** Problem statement **
Search the listing below for the string "address" and copy every line where it occurs.
Extracted material Block Start
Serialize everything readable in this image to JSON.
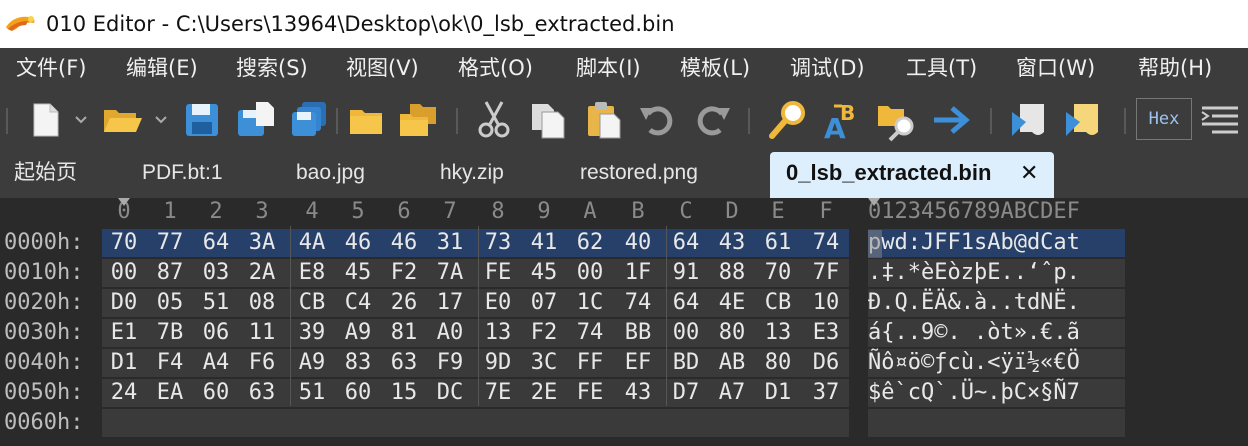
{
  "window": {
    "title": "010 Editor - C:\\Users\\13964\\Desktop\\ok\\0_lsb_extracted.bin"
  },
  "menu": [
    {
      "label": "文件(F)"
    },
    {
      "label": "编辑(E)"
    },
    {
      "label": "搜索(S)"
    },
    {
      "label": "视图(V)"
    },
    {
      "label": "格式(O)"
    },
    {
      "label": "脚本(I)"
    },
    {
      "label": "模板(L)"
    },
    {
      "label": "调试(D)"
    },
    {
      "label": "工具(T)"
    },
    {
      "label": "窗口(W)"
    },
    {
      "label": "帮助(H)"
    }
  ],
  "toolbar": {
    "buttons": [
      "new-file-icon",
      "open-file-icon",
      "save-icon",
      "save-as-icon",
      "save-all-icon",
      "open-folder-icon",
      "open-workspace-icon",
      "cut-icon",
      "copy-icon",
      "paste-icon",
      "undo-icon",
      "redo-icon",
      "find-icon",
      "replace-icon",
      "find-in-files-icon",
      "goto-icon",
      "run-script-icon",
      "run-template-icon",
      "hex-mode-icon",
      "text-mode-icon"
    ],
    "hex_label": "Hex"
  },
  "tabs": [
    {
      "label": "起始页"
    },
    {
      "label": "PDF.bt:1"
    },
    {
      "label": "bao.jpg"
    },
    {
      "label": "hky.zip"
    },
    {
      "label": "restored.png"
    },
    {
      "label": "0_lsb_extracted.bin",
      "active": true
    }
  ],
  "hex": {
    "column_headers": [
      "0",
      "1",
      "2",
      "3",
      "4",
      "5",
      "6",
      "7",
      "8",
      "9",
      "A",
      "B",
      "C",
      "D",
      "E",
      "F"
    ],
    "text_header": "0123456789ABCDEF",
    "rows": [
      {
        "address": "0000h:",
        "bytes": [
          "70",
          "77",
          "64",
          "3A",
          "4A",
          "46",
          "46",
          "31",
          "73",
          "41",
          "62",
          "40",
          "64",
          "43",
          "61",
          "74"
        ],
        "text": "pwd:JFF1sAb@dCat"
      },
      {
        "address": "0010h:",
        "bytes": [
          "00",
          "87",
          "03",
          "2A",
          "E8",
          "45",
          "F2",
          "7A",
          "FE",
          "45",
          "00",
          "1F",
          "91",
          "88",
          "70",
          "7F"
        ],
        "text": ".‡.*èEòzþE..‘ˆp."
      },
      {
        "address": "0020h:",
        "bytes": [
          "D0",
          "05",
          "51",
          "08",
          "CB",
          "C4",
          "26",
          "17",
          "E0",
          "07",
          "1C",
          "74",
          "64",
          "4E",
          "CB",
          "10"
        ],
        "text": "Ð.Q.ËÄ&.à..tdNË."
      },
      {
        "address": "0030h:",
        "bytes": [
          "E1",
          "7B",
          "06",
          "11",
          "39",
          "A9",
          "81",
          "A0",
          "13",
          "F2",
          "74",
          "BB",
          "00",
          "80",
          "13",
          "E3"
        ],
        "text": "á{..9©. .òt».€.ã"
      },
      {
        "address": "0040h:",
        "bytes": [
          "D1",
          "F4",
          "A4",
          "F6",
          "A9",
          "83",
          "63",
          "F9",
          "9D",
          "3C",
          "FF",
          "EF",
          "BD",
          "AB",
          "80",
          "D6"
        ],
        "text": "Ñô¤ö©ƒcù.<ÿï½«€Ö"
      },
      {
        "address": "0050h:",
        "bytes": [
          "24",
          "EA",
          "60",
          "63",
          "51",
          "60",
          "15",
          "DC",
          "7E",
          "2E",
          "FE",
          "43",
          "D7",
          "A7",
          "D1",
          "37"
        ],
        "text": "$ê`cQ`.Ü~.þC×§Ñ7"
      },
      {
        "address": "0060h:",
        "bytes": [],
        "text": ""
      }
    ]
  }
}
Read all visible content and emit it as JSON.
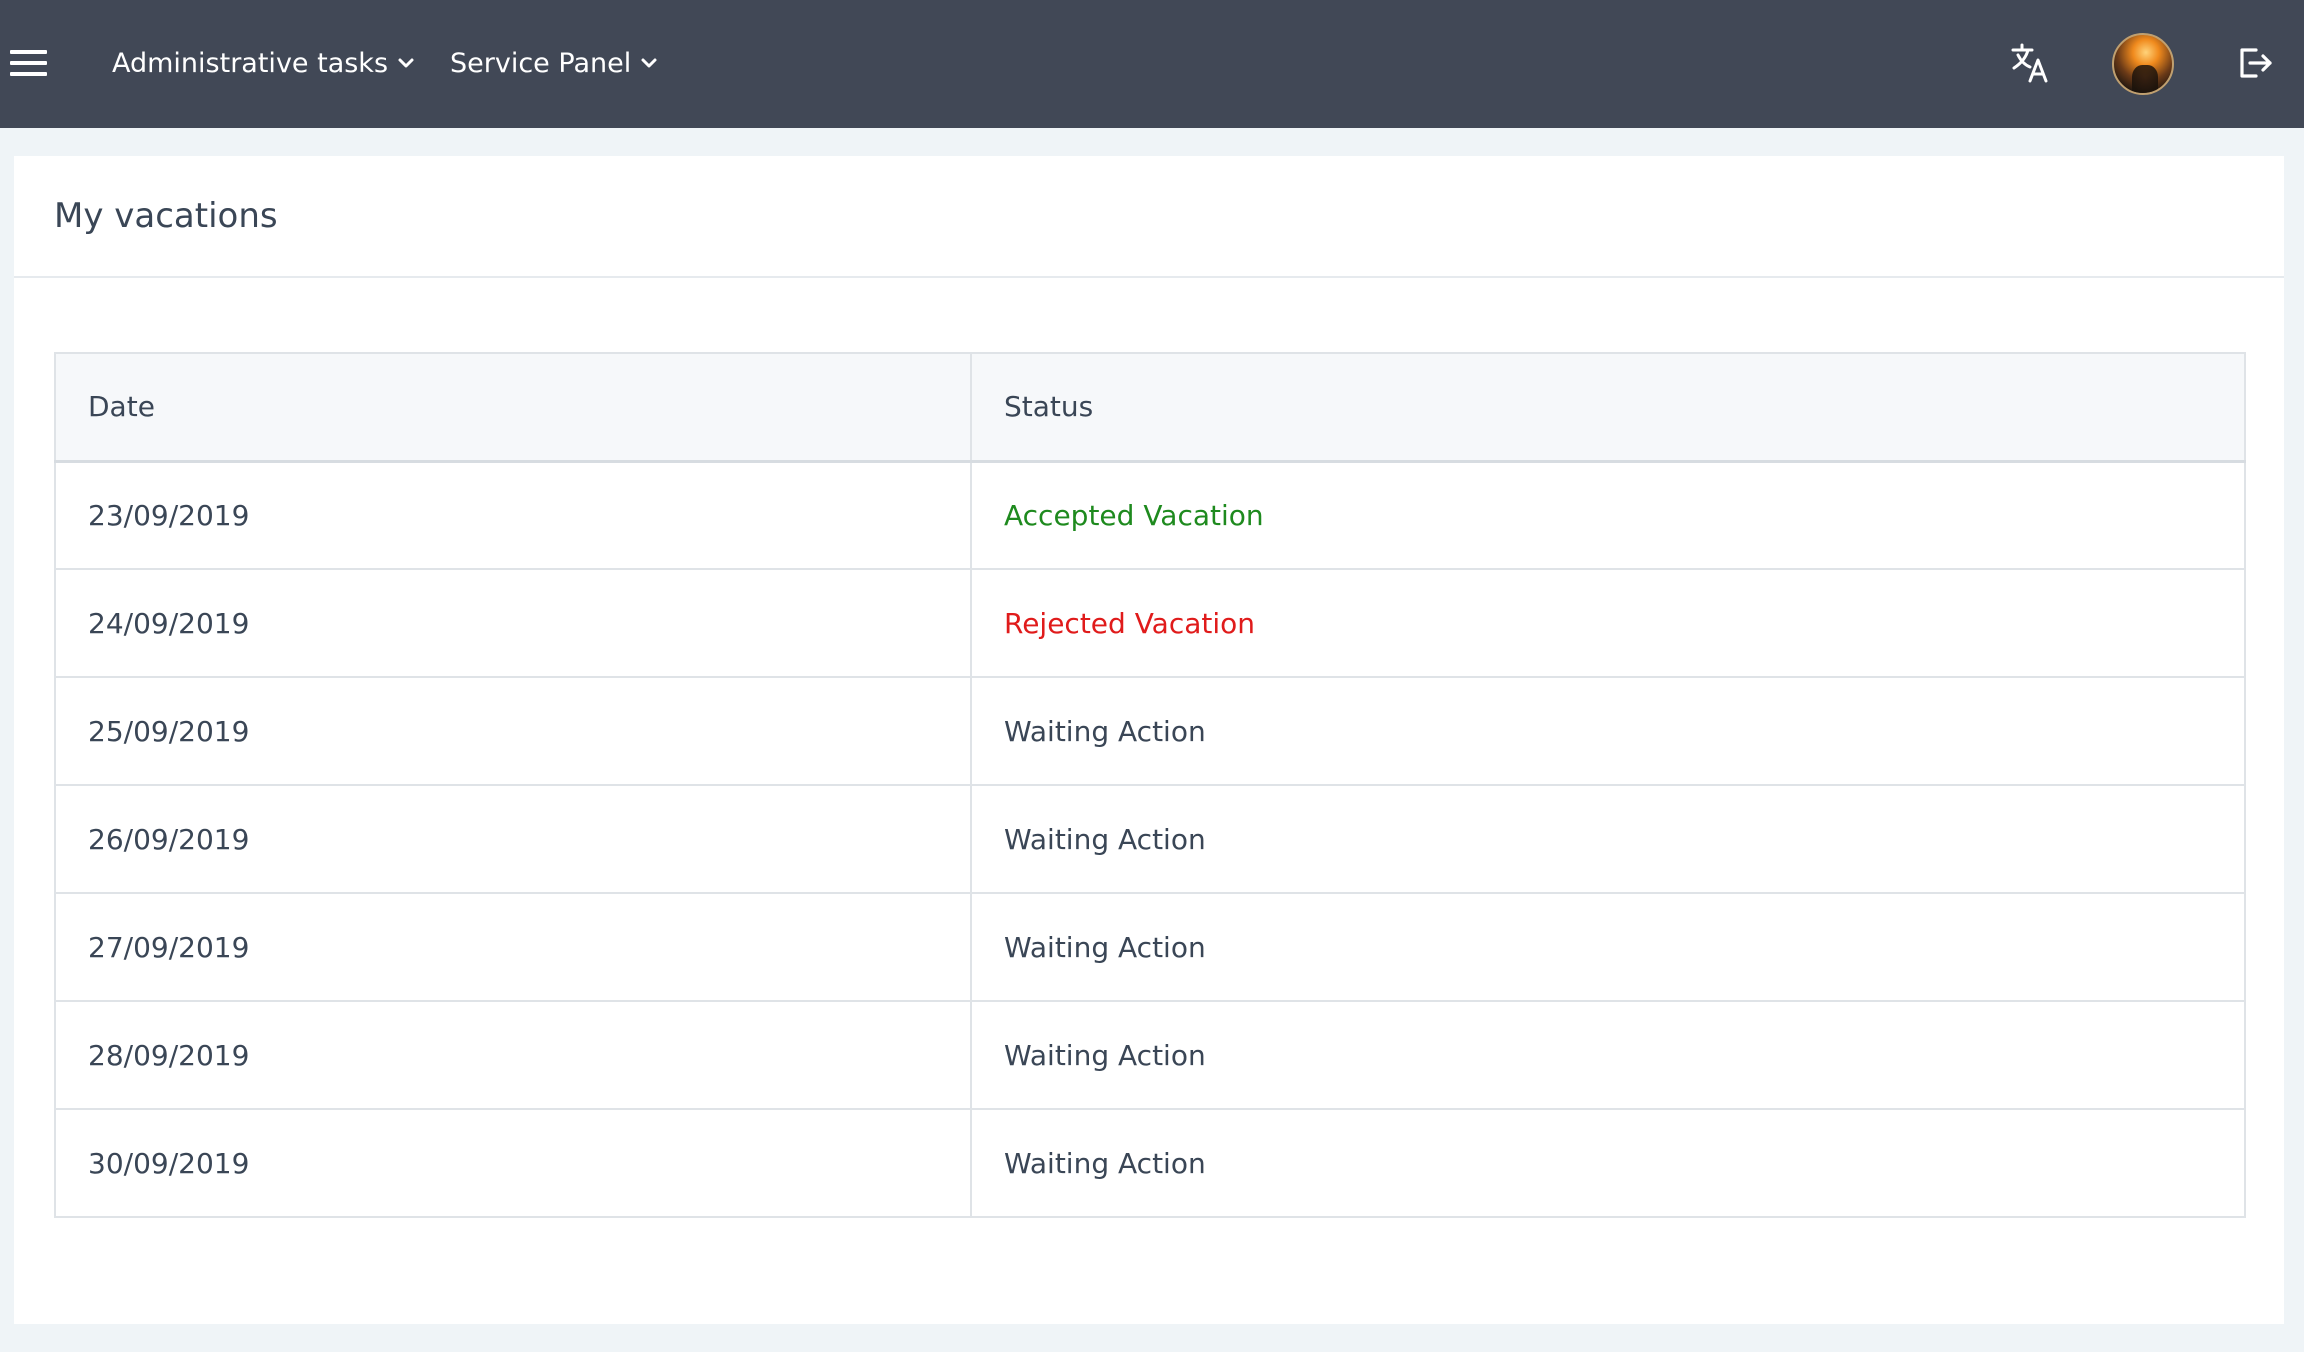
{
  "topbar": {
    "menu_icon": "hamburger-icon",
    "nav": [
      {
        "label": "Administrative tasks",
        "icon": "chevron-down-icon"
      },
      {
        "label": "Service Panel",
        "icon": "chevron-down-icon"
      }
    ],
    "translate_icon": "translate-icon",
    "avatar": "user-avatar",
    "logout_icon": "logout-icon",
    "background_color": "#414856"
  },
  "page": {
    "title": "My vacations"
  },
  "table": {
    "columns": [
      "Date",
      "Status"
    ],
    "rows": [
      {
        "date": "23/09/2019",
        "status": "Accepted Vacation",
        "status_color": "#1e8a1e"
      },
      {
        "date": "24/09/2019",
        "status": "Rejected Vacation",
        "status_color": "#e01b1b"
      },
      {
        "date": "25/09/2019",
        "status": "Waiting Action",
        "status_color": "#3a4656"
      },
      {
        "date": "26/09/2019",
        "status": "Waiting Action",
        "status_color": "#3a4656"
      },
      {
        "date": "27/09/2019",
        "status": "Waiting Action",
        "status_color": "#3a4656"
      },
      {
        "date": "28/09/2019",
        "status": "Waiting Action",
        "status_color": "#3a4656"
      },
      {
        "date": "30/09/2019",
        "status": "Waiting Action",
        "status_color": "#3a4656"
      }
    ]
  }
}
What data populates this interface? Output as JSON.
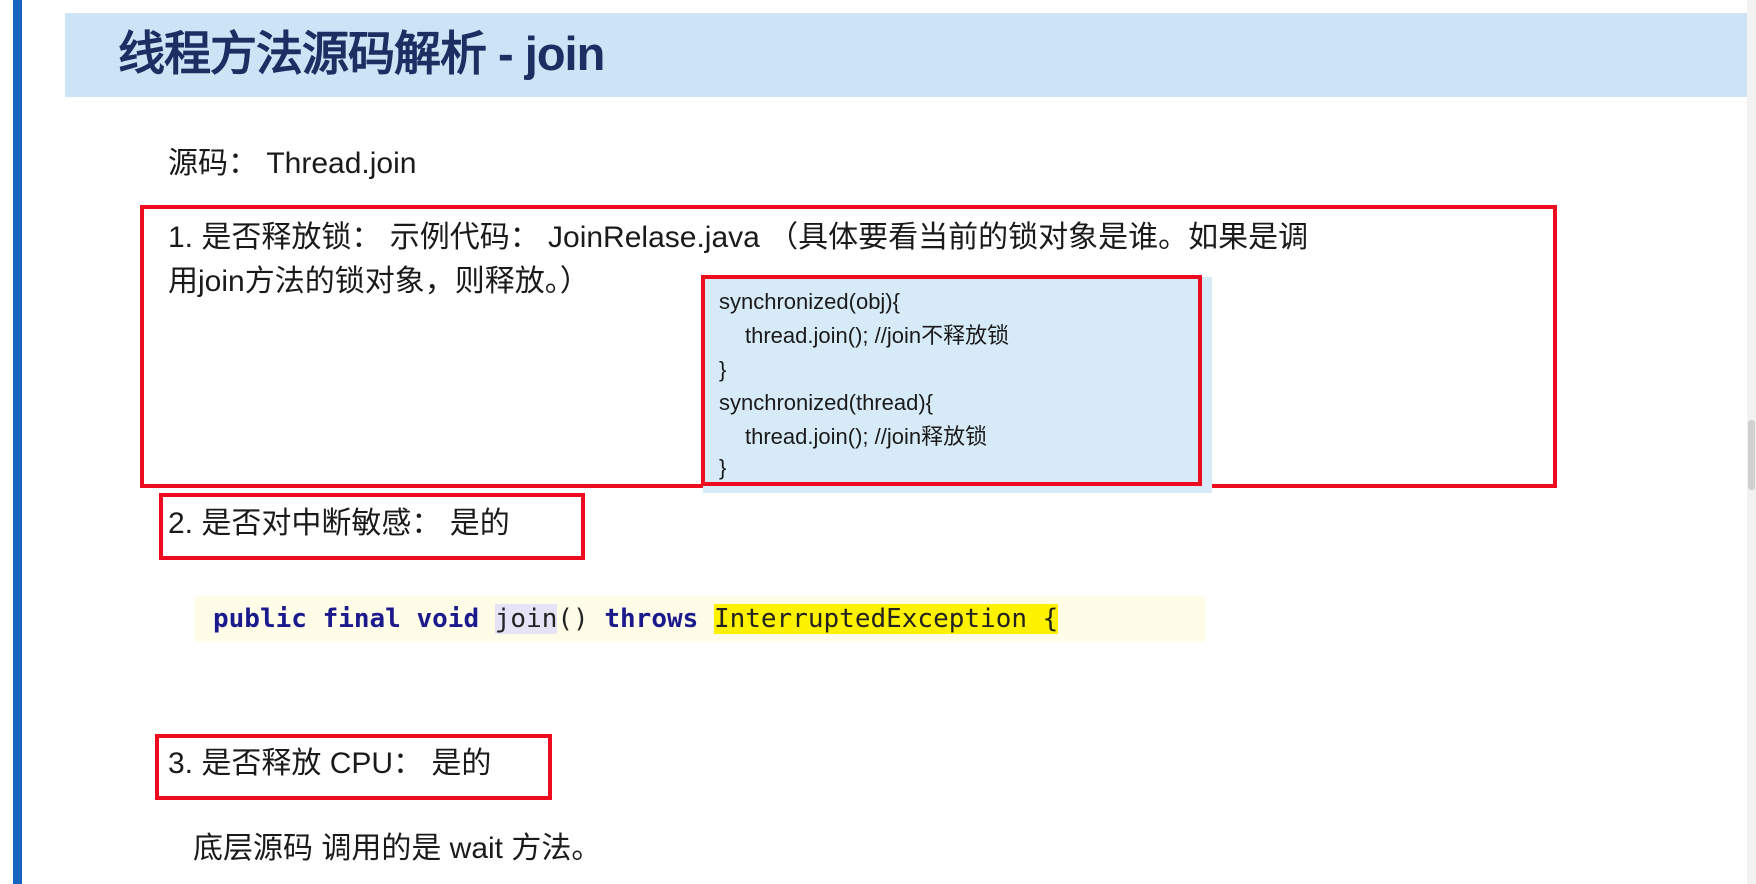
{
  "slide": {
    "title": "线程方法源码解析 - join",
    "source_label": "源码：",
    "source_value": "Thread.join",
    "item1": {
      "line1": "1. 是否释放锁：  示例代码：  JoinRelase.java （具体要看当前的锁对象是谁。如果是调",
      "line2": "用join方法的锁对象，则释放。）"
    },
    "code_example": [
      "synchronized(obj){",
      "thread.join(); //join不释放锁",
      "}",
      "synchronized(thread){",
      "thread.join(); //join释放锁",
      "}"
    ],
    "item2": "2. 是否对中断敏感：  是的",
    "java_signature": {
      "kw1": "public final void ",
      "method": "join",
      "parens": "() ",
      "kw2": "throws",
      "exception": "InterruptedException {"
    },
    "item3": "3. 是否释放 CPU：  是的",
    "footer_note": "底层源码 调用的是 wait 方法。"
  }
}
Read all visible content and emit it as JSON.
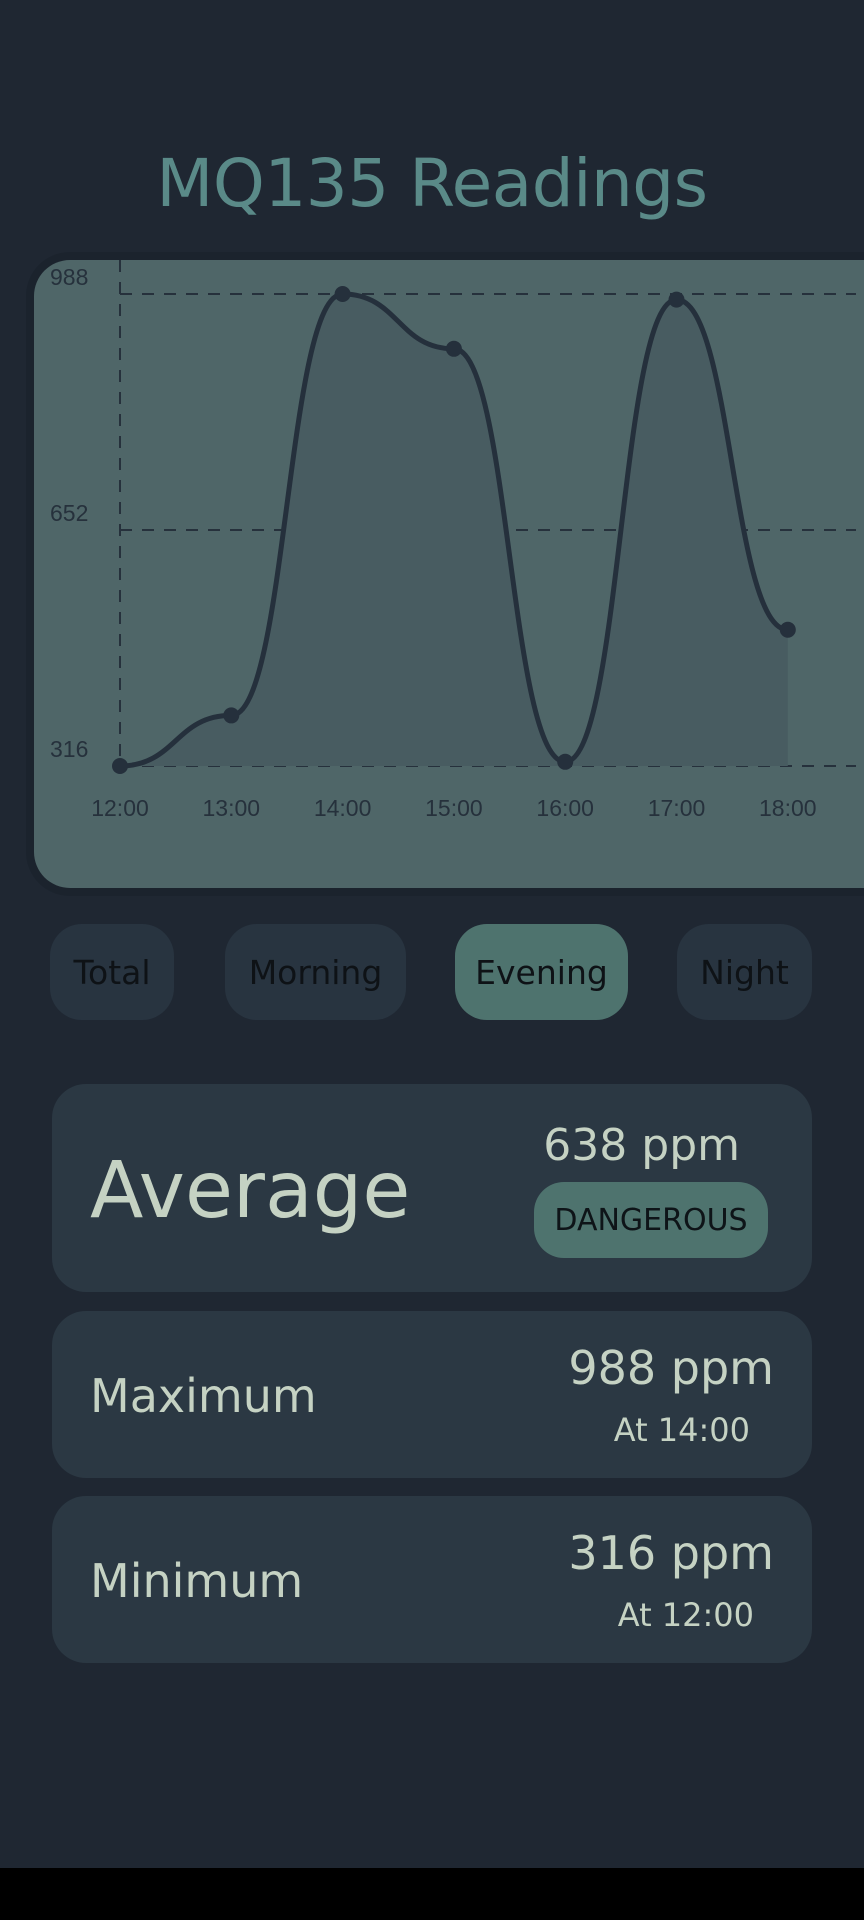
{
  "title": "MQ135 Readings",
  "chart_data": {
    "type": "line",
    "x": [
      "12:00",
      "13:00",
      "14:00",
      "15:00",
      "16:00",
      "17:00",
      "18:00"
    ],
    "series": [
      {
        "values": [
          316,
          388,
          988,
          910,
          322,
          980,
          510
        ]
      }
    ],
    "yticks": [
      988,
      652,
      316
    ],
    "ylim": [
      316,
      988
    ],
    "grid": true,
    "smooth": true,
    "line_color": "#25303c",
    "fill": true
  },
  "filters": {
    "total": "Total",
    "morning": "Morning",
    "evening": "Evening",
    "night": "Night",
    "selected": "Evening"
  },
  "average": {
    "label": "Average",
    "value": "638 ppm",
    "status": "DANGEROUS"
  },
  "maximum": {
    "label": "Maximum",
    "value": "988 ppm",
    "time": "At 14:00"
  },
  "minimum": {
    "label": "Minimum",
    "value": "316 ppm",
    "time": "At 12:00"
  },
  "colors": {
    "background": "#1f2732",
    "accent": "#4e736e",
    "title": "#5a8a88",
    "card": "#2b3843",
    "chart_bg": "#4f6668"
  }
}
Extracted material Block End
** Answer space **
        "address": "0000h:",
        "address": "0010h:",
        "address": "0020h:",
        "address": "0030h:",
        "address": "0040h:",
        "address": "0050h:",
        "address": "0060h:",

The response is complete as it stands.